This Day in Jewish History

1908: An Anthropologist Who Saw the Commonalities of Man Is Born

Claude Levi-Strauss didn't ennoble the savage mind or aggrandize the Western one, but thought they were largely one and the same.

Claude Lévi-Strauss, wearing brown tortoise-shell type glasses, a dark gray suit and black tie and a lapel pin.
Michel Ravassard, UNESCO, Wikimedia Commons

November 28, 1908, is the birthdate of a father of anthropology who believed more in the common features of human cultures than in their differences. 

Claude Levi-Strauss is celebrated as the pioneer of the “structural” school of anthropology, which explores not the differences between societies but rather the way certain archetypal patterns of thought and organization are shared by different cultures.
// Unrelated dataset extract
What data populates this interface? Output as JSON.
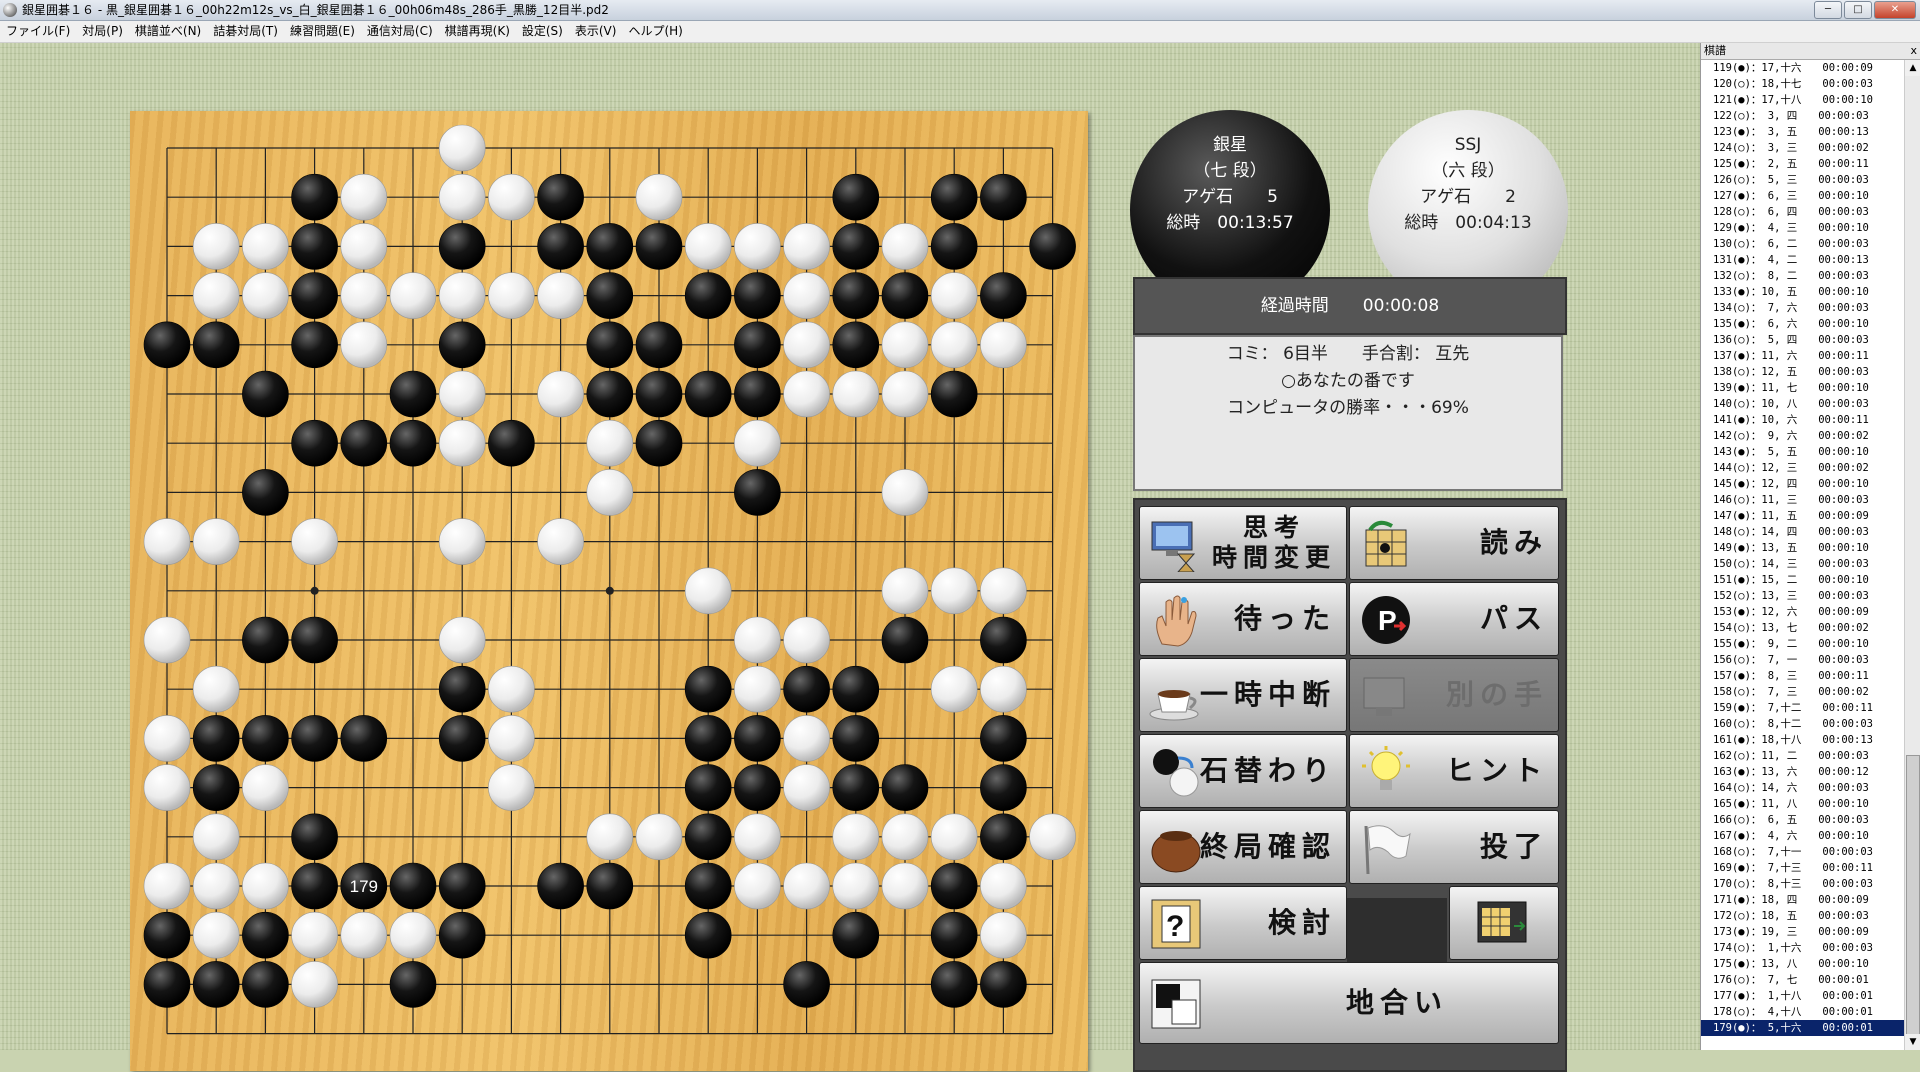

The French anthropologist did do some field work of his own, early in his career, but was mainly dependent on data collected by others. His breakthroughs were largely intuitive insights into general principles that apply to all humanity, characteristics that today we might describe as being “hard-wired” into human beings.

'I hate traveling'

Claude Levi-Strauss was born in Brussels, Belgium, and grew up in Paris, in the prosperous 16th arrondissement. His father Raymond Levi-Strauss, was a portrait painter whose own grandfather was a well-known violinist from the Alsatian of Strasbourg. His mother, Emma Levy, was the daughter of the rabbi of Versailles. The family owned a collection of Jewish antiquities parts of which are today on display at the Musee de Cluny in Paris.

After studying at both the Lycee Janson de Sailly and the Lycee Condorcet, Levi-Strauss entered the University of Paris (the Sorbonne) in 1927 as a student of law of philosophy, and completed his aggregation exam (required for certain civil-service educational positions) at the very young age of 23.

After a brief period of teaching high school, in 1935, Levi-Strauss and his then-wife, Dina Dreyfus, an ethnographer, traveled to Brazil, after he was offered a visiting professorship at the new, French-sponsored University of Sao Paulo. It was during the next four years that Levi-Strauss, working with Dreyfus, did some of his only fieldwork, studying indigenous tribes in the Mato Grosso and Amazon areas of Brazil.

Later, when he wrote the memoir of this period, “Tristes Tropiques” (1955; first published in English in 1961 as “A World on the Wane”), Levi-Strauss declared in the first sentence that “I hate traveling and explorers.” Even if that was an exaggeration, it is true that he spent nearly all of the rest of his life in urban environments.

Watching the Maginot Line collapse

After the outbreak of World War II, Claude and Dina returned to France. Initially he was sent to act as army liaison with British troops along the Maginot Line. After the occupation of France, he taught high school briefly, until the Nazi racial laws deprived him not only of his job but of his citizenship. He and his wife separated: she joined the Resistance, and Levi-Strauss made his way circuitously to the United States, after receiving an offer to teach at the New School in New York.

He spent the rest of the war in New York, and together with several other French exiles founded the cole Libre des Hautes tudes for other French academics in New York. Before his return to France, in 1948, he also worked for a year as cultural attaché at the embassy in Washington.

A savage mind

Levi-Strauss was a prolific and highly gifted writer. Besides his much praised memoir, he is probably best known for “La Pensee Sauvage” (called “The Savage Mind” in English) from 1962, in which he makes his case for structuralism, the theory that says there is no fundamental difference between the thinking of pre-modern (“primitive”) societies and modern ones. He also became renowned for the four-volume “Mythologiques”,  published between 1964 and 1971, in which Levi-Strauss examined how a single general archetype of a myth found its expression in indigenous, Amerindian cultures stretching from the southern end of South America north to the Arctic Circle.

Myths were for him a key tool for understanding human societies of all kinds, as they serve as the way that cultures try to make sense of the world, with common themes repeating themselves throughout time and place.

Writing before the high-tech field of cognitive brain science had really gotten under way, Levi-Strauss posited that humans approached reality in a binary manner. Although he respected non-modern societies, he did not romanticize them, and certainly didn’t view them as being inherently more noble than industrialized cultures.

Claude Levi-Strauss died on October 30, 2009, less than a month before his 101st birthday. A year earlier, France had treated his centenary as reason for a major national celebration.